7 Patients Feels like Too Many - page 2
I am a new nurse - I've been off orientation only about 6 weeks. I am working nights on a busy med-surg unit. For the most part, I have great co-workers who are helpful and really know their stuff. I... Read More
0Jan 19, '08 by luv2yogaThanks for all the specific suggestions. I am learning to group tasks together, for example, bring the midnight meds in with me when I do assessment. Thank goodness 7 patients is not our norm, it is usually 5 or 6. When I interviewed at 4 hospitals in this area, I specifically chose this one because it had the lowest ratios. The other places I looked at said 8 patients at night--I can't even imagine. Well, I guess I can, things just go undone. They have to.
0Feb 17, '08 by IpaqWOW! i feel so jealous, envious with everyone posting here that they only get 7 patients at night...meredithT, which hospital do you work? i am also a new grad and just got off orientation and started on my own last january, 2008. I ALWAYS have 11 patients on a very heavy medsurg floor with 2 admissions and one transfer from other unit that just got stable. isnt that nice!??? i thought that was always the norm on night shift. but then again when i read this post, i feel so bad now....:scrm:
0Feb 17, '08 by sharona97Brings back memories of working telemetry (thank God for that invention), having ICU send up patients left and right as there unit(s) were getting flooded. Only my 10 patients had walls between them, and 4 with chest pain all at once. But of course that was 20 years ago, with a severe nursing shortage where you were given 3 sick days a year, period.

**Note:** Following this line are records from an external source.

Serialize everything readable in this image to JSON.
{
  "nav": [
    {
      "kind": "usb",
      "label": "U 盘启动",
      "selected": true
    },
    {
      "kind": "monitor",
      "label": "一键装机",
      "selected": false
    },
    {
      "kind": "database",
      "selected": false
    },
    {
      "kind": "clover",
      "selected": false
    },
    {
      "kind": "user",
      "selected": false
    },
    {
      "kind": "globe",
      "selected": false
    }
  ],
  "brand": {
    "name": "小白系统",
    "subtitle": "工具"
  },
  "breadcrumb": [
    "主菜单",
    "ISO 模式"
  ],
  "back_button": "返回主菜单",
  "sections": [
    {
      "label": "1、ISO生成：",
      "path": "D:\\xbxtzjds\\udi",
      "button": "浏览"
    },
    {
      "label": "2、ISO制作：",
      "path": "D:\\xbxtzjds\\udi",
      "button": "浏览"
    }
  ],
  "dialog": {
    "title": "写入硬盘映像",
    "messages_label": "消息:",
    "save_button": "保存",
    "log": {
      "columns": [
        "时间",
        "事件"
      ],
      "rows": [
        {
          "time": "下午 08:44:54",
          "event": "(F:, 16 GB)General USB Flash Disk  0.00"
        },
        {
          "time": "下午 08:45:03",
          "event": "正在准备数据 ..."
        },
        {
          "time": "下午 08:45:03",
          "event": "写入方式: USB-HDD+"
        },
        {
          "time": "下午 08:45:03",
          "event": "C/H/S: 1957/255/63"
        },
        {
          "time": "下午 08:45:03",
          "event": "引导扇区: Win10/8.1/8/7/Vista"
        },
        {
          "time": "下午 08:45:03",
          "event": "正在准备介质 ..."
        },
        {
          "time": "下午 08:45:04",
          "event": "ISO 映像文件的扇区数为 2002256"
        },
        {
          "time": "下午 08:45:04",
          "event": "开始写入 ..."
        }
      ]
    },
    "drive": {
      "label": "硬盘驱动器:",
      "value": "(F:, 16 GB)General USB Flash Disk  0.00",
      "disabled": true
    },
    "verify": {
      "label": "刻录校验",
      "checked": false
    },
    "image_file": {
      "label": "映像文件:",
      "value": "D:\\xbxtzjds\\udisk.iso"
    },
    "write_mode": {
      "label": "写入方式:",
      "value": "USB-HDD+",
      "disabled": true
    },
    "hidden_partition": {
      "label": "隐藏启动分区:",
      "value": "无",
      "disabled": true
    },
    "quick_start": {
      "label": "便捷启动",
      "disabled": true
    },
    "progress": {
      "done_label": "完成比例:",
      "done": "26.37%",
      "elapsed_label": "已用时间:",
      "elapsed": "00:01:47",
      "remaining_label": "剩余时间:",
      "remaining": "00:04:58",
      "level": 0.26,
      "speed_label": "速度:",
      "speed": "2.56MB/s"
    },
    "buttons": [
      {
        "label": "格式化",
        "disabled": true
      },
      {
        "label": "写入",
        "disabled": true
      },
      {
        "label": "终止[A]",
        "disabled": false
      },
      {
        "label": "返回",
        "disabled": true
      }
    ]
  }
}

Welcome all new nurses!!!! You are needed, no lie!
0Feb 20, '08 by CareBayerI am precepting on a Stroke Step-Down unit where it is the norm to have 6 patients on day and afternoon shifts. Sometimes we don't even have an aide to help. It's crazy and I don't know if I'll ever feel that I can deliever safe nursing care to this many people at one time!
0Feb 22, '08 by RiverNurseDon't get me started! LOL...
I am a new nurse as well - three weeks out of orientation. I, too, work on a busy tele/med-surg unit. I've been assigned 6 patient at my own insistence and sometimes 7 - with the occasional admit patient.
I have found that I can simply roll with the punches and try my best to get my meds passed and assessments done in a timely manner (easier said than done...) and/or try to change the system so that there are more reasonable nurse :: patient ratios. That will require nurses working together for real change in the workplace.
Here's an example of the patient load I had the other night:
Six patients, 1 had low O2 sats all day, requiring constant monitoring, she had a rebreather mask that she refused to keep on. Patient two had a stroke, right side hemiparesis and was non verbal, on restraints. Patient 3 was suffering from chest pain and ETOH abuse - was having DTs, dr had prescribed ativan every hour on the hour and assessments. Patient 4 was in a veil bed, wouldn't remain clothed, dementia and required bed changes through the night - CNAs weren't always responsive, saying, "I just won't change him again." I changed him several times - wanting to prevent skin breakdown. Patient 5 had a Hx of stroke - care on this patient was easier. Pt 6 returned post-op, requiring an assessment, vitals q 15 min, then 30 then hourly for the first three hours, and corresponding assessments of the dressings.
Whew! Busy night.
I feel that five patients are completely manageable by a nurse, six is more hectic depending on the acuity - 7 is nearly too many.
Anyone have any ideas on how we can improve the nurse :: patient ratios?